In 2012, he and his family were inspired to build and donate a bunk bed after hearing there used to be local children who slept on the floor.
“This little girl had a nest of clothes, it looked like a little bird’s nest. And that’s what she slept on, that’s what her bunk was, ” Mickelson supposed. “When we delivered the bunk, she hugged it and only couldn’t let go.”
Shocked to discover how widespread this need was in his close-knit community, Mickelson founded Sleep in Heavenly Peace
, a nonprofit that constructs and delivers couches to children in need.
“It was such an eye-opener to me, ” he remembered. “I sat there in silence reasoning, ‘Is that is actually what’s going on? ‘”
Born and raised in Idaho, Mickelson , now 41, was a high school quarterback-turned-family-man. A churchgoer with a thriving job, he coached his kids’ sports crews and fished in the nearby river. But where reference is gratified children who were sleeping on the floor, his idyllic life changed course.
“I had no clue about what the require was, ” Mickelson supposed. “There’s kids next door whose parents are fighting only to put meat on the table, clothes on their back, a roof over their brain. A couch was just a luxury.”
Using safety guidelines and his daughter’s bunk bed as a template, Mickelson started buying lumber and supplies to build beds with his own money. He recruited friends and family members to help around the holidays.
As word spread, concern and participation from his and other communities surged — along with Mickelson’s bunk bed output .
“That first project, we constructed 11 bunk beds in my garage, ” he told. “The next year, we did 15. Then it doubled every year. In 2017, we built 612 bunk beds.”
Mickelson set up a formal benevolence, complete with training courses, building handbooks and neighbourhood sections so communities from coast to coast could join the movement.
With the motto “No kid sleeps on the flooring in our township, ” the nonprofit and its more than 65 chapters have built and delivered more than 1,500 free beds to children across America.
But along with the rapid growth, Mickelson was faced with a tough alternative: advancing his vocation or his nonprofit. He preferred the latter and started from shaping “great money to zero money.” He’s never seemed back.
“I noticed … … that the want I have isn’t financial, ” he mentioned. “The need I have is checking the exuberance on kids’ faces, just knowing that I can make a difference.”
CNN’s Allie Torgan spoke with Mickelson about his study. Below is an edited version of their dialogue .
CNN: Who are your group’s bunk recipients?
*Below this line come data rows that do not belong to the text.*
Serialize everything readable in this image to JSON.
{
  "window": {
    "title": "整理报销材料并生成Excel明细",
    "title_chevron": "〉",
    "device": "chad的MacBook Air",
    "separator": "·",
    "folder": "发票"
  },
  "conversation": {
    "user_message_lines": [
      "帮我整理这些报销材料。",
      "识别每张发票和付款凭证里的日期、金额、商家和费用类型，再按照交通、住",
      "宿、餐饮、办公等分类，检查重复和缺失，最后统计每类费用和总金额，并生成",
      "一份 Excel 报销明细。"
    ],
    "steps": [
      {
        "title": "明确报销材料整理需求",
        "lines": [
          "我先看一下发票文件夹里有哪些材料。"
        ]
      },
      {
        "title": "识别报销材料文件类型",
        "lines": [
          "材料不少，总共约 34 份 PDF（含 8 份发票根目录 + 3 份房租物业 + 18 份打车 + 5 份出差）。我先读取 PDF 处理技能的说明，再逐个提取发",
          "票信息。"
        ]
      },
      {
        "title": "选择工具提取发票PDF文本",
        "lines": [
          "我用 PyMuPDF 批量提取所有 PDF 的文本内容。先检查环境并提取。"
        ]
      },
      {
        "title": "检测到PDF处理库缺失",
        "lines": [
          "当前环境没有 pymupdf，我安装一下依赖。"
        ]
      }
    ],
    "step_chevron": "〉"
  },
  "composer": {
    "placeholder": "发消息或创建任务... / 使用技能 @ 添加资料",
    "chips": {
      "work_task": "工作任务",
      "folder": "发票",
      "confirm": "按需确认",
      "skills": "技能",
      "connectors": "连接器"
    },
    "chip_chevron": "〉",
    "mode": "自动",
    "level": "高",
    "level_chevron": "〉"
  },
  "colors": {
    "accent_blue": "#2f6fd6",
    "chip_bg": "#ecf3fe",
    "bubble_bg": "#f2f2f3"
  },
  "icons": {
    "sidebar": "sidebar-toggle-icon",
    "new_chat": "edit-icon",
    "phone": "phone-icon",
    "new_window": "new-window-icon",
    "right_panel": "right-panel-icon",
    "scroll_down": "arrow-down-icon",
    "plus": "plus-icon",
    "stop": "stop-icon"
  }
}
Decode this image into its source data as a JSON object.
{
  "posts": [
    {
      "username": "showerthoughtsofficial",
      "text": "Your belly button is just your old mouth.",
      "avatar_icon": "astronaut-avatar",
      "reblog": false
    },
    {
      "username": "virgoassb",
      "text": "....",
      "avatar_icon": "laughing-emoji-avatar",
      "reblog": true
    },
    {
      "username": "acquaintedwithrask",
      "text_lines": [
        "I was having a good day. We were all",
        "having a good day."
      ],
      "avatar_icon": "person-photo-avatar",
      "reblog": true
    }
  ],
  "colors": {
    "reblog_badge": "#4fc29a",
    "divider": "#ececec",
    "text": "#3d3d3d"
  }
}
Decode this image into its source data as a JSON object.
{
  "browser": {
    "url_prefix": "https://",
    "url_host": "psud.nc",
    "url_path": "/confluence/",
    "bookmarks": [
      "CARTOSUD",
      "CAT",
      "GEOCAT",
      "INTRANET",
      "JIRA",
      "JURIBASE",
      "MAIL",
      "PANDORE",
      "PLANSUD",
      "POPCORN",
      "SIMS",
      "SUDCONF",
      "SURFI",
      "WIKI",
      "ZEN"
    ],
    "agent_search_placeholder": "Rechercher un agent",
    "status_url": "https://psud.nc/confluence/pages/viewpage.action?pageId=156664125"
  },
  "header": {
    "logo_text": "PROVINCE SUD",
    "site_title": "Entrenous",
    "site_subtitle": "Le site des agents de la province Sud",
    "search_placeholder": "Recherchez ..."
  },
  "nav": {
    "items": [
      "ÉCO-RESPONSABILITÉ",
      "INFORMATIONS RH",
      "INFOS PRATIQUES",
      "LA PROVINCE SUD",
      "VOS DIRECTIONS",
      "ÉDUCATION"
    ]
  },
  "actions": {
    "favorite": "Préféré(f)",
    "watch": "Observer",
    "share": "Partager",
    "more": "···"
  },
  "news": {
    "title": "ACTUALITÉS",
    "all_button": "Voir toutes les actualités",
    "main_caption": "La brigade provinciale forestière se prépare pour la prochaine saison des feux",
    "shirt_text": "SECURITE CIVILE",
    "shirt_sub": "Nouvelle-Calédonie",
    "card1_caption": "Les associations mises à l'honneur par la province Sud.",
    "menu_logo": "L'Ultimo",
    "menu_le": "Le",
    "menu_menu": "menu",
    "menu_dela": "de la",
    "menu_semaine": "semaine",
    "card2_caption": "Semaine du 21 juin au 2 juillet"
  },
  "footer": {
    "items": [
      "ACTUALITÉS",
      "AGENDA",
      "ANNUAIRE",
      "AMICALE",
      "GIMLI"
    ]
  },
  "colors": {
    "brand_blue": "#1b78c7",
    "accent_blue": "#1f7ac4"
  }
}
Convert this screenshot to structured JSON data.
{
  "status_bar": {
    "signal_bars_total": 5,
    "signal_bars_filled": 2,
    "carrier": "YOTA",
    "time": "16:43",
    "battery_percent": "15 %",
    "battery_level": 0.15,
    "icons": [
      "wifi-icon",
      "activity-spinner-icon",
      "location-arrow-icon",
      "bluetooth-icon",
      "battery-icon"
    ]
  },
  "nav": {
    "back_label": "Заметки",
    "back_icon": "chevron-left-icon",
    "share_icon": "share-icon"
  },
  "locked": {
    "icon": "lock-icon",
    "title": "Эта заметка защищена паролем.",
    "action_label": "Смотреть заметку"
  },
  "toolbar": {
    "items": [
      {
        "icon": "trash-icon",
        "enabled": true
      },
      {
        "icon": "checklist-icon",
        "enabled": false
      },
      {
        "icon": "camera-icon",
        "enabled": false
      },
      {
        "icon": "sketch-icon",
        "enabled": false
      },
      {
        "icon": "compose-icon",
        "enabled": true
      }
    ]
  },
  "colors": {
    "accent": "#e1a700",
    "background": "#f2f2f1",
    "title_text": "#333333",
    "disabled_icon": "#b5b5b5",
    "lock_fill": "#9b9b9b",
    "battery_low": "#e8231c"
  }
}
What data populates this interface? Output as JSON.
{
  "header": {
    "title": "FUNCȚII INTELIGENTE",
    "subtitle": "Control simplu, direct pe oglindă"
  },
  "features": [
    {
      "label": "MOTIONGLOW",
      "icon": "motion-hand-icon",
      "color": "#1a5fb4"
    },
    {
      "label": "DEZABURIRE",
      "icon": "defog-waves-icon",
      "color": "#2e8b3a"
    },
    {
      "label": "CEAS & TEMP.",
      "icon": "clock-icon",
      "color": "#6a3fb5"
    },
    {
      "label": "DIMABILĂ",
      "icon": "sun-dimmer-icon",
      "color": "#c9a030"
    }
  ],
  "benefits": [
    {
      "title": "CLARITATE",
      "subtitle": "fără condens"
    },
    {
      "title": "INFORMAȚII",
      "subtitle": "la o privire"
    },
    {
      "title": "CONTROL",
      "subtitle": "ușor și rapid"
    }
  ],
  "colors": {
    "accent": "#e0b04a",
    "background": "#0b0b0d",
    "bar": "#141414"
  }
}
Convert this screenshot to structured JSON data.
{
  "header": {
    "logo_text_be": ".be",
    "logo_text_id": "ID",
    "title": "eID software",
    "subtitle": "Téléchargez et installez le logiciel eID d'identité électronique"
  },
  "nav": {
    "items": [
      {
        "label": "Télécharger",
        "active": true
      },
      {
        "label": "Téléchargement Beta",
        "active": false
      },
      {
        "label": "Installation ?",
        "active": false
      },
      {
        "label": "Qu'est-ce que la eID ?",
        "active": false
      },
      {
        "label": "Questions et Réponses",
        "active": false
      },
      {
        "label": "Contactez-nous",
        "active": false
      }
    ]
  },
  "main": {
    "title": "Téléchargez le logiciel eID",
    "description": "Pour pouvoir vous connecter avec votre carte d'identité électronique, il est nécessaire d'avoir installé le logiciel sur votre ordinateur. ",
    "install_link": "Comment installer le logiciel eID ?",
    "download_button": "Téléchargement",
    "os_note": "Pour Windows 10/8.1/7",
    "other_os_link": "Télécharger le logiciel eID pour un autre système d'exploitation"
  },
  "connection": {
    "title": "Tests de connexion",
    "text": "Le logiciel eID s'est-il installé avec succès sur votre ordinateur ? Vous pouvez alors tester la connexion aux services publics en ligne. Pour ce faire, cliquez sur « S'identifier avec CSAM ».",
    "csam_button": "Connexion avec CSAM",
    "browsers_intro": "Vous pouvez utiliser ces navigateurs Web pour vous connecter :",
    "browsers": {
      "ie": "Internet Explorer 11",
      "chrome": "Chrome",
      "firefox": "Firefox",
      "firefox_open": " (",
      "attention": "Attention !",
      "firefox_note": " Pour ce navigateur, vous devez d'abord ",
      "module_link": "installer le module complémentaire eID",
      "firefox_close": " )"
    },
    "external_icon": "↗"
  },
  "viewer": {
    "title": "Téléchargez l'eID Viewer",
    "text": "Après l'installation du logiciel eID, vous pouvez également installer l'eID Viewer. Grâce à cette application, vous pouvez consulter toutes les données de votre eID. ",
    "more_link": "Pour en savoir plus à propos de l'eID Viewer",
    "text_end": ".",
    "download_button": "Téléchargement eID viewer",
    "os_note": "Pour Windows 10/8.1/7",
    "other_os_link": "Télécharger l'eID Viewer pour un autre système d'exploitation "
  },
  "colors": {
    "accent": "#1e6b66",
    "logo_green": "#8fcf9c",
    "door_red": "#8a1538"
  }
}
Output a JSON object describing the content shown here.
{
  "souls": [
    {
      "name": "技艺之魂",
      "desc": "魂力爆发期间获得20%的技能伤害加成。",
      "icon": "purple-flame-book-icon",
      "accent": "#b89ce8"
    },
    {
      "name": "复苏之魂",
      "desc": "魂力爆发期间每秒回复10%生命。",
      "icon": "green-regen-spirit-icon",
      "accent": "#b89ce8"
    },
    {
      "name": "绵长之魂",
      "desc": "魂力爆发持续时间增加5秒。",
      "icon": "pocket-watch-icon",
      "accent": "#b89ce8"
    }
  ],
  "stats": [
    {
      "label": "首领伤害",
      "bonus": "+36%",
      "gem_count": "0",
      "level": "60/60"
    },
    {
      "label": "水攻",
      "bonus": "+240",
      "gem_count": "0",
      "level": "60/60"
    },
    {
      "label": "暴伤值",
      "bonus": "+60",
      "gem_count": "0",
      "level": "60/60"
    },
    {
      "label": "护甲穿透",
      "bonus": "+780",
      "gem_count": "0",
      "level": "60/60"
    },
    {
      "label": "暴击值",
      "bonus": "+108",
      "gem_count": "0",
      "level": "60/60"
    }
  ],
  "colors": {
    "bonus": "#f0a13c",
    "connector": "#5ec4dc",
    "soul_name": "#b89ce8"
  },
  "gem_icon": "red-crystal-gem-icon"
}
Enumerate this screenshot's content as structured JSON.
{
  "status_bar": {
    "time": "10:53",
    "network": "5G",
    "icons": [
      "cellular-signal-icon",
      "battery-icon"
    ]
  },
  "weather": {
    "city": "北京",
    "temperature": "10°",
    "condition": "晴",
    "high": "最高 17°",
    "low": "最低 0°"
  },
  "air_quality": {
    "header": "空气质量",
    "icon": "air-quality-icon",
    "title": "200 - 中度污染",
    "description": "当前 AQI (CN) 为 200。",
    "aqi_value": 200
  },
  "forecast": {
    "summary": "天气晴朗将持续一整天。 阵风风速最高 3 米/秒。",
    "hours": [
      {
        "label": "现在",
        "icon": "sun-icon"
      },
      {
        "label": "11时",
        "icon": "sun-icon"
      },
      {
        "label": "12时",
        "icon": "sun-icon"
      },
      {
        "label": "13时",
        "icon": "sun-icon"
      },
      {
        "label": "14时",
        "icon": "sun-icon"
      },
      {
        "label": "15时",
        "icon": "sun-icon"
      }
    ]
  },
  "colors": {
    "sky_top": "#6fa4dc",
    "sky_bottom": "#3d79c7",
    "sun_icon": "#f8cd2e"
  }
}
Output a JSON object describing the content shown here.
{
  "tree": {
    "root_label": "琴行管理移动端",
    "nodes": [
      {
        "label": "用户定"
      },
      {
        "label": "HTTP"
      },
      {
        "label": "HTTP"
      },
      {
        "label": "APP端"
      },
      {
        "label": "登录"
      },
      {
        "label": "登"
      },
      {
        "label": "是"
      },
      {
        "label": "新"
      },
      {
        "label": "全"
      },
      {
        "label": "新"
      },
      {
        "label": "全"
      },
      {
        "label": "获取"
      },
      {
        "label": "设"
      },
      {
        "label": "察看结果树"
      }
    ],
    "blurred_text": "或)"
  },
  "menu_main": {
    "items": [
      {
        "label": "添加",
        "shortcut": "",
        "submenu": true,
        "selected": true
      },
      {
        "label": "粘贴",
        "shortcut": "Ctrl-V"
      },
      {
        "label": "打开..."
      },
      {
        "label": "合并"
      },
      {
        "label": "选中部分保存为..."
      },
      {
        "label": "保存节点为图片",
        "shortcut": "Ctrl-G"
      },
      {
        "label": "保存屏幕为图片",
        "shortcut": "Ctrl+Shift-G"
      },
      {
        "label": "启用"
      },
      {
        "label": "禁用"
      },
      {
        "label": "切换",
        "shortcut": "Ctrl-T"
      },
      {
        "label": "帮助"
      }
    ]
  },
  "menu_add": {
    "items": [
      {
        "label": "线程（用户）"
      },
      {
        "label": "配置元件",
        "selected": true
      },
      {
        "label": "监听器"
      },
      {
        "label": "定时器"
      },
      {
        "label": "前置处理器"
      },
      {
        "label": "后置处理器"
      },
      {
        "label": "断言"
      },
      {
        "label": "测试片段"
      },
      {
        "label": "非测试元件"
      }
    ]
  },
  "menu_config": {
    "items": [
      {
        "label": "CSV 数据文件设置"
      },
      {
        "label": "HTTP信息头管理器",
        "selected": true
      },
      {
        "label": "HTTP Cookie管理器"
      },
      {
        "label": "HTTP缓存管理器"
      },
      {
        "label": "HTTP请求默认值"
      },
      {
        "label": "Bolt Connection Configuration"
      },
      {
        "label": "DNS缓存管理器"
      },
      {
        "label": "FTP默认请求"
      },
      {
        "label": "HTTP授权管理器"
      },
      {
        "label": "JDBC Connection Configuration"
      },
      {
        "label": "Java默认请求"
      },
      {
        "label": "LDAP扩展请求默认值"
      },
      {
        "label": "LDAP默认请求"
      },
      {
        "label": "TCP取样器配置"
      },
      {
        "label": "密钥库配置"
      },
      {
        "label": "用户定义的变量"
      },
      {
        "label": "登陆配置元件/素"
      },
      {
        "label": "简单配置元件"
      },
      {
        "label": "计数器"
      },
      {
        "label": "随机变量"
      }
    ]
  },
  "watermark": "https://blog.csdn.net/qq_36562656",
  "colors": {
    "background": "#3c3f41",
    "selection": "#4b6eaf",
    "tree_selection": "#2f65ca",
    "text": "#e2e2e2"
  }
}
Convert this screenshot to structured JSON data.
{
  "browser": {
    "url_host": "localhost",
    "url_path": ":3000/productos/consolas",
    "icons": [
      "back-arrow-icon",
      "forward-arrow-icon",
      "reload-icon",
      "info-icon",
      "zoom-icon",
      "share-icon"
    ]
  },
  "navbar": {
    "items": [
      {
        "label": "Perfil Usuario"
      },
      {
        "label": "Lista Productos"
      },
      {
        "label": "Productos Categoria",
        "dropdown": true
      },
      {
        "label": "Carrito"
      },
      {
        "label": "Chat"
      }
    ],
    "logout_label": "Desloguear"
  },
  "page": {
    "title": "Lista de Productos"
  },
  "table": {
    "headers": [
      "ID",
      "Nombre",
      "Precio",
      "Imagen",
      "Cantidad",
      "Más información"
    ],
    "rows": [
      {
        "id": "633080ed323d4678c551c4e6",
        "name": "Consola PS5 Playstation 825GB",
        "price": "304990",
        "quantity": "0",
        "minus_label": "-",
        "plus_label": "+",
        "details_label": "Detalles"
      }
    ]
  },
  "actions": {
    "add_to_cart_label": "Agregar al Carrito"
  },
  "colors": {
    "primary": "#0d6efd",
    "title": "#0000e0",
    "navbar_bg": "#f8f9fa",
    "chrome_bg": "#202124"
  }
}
Luke Mickelson : These kids that we serve in our community come to us from all walks of life. They didn’t get into this situation because of their choices. Often, they take their clothes off at night, set their pajamas on, and sleep on top of their clothes. And then they just reiterating that round every day.
We have a lot of situations where single mothers are escaping an abusive situation. A plenty of foster care situations, where parents or grandparents or brothers and sisters are trying to help. A heap of homelessness, people trying to get back on their feet. A $300 or $400 bed is just out of the possibility for them.
CNN : How do they find you?
Mickelson : For someone looking to apply for a bed, they can go to our website and click on “Request a Bed.” Once that application gets filled out, based on the zip code of the recipient, it goes to the closest chapter chairwoman, then through a vetting process.
Right now, we average over 25 applications a day, nationwide. We don’t have any paid staff right now and we’re developing like a weed. We’re keeping up with that the best we can.
CNN : You cease your work and take no wage from the nonprofit. How do you make ends meet?
Mickelson : I cease my job of 18 years because I wanted to do this full-time, or at the least as much as I perhaps could, because I knew the requirement was big-hearted. It just came to a degree where I could see that my passion really is helping these children. It was satisfying to read my kids and my family be involved with it and help them discover the value of service, but likewise learning everybody else feel and see that exultation from helping kids get off the flooring. It’s contagious.
I was very fortunate to have another company offer me a task. Granted, I took a huge salary slash, but it helps me get by and helps me do what I need to do with Sleep in Heavenly Peace. They’re extremely understanding of what my passion is.
CNN : How do the children react to their brand-new couches?
Mickelson : When we give a bed, that’s where the rubber satisfies the road. We make sure that they understand that, “This is your bed. This is yours. This is a possession of yours, ” you know ?
The underlying tone is, “We’re here for the child.” You walk in and these children are just so excited. They want to help build it. They want to run the drills. They want to bring in timber.
Just rendering a kid a sense of ownership, a sense of being responsible, as well as a good night’s sleep, is enormous for them. They learn how to take care of things. They learn importance. They get confidence — and they get a good night’s sleep.
Want to get involved? Check out the Sleep in Heavenly Peace website and see how to assist .